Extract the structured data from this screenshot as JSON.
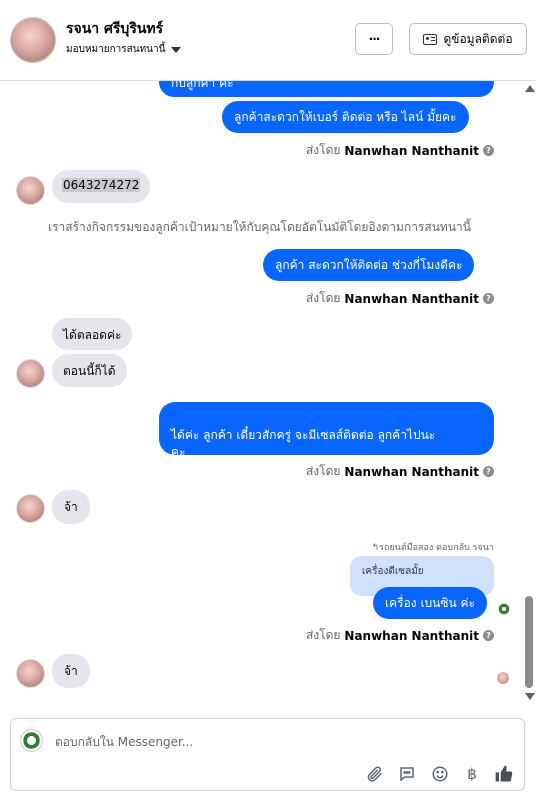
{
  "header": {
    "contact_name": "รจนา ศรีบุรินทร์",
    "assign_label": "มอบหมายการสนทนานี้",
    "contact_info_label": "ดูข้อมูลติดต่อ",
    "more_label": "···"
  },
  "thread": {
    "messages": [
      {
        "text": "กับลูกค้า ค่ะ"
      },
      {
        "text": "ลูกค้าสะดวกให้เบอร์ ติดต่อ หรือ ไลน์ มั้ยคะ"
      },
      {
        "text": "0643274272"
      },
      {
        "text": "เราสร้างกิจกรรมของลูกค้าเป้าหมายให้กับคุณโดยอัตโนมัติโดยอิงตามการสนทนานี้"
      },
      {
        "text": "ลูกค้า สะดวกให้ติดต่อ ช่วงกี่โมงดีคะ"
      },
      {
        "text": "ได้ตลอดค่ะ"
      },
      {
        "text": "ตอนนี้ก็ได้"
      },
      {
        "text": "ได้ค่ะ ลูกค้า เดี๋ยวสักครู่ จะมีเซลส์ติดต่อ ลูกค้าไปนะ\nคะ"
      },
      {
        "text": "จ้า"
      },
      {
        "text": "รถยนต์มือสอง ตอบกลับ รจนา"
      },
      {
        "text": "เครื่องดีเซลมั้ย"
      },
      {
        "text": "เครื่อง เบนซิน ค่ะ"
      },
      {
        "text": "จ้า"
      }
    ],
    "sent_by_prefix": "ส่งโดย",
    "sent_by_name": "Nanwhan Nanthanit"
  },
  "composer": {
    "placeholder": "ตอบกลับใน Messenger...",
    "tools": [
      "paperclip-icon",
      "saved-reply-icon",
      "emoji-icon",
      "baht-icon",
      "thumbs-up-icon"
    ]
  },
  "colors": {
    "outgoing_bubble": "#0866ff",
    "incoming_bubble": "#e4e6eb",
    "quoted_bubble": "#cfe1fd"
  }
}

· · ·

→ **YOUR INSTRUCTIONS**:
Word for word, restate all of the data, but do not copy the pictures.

→ **FINAL ANSWER**:
Extract the structured data from this screenshot as JSON.
{
  "header": {
    "contact_name": "รจนา ศรีบุรินทร์",
    "assign_label": "มอบหมายการสนทนานี้",
    "contact_info_label": "ดูข้อมูลติดต่อ",
    "more_label": "···"
  },
  "thread": {
    "messages": [
      {
        "text": "กับลูกค้า ค่ะ"
      },
      {
        "text": "ลูกค้าสะดวกให้เบอร์ ติดต่อ หรือ ไลน์ มั้ยคะ"
      },
      {
        "text": "0643274272"
      },
      {
        "text": "เราสร้างกิจกรรมของลูกค้าเป้าหมายให้กับคุณโดยอัตโนมัติโดยอิงตามการสนทนานี้"
      },
      {
        "text": "ลูกค้า สะดวกให้ติดต่อ ช่วงกี่โมงดีคะ"
      },
      {
        "text": "ได้ตลอดค่ะ"
      },
      {
        "text": "ตอนนี้ก็ได้"
      },
      {
        "text": "ได้ค่ะ ลูกค้า เดี๋ยวสักครู่ จะมีเซลส์ติดต่อ ลูกค้าไปนะ\nคะ"
      },
      {
        "text": "จ้า"
      },
      {
        "text": "รถยนต์มือสอง ตอบกลับ รจนา"
      },
      {
        "text": "เครื่องดีเซลมั้ย"
      },
      {
        "text": "เครื่อง เบนซิน ค่ะ"
      },
      {
        "text": "จ้า"
      }
    ],
    "sent_by_prefix": "ส่งโดย",
    "sent_by_name": "Nanwhan Nanthanit"
  },
  "composer": {
    "placeholder": "ตอบกลับใน Messenger...",
    "tools": [
      "paperclip-icon",
      "saved-reply-icon",
      "emoji-icon",
      "baht-icon",
      "thumbs-up-icon"
    ]
  },
  "colors": {
    "outgoing_bubble": "#0866ff",
    "incoming_bubble": "#e4e6eb",
    "quoted_bubble": "#cfe1fd"
  }
}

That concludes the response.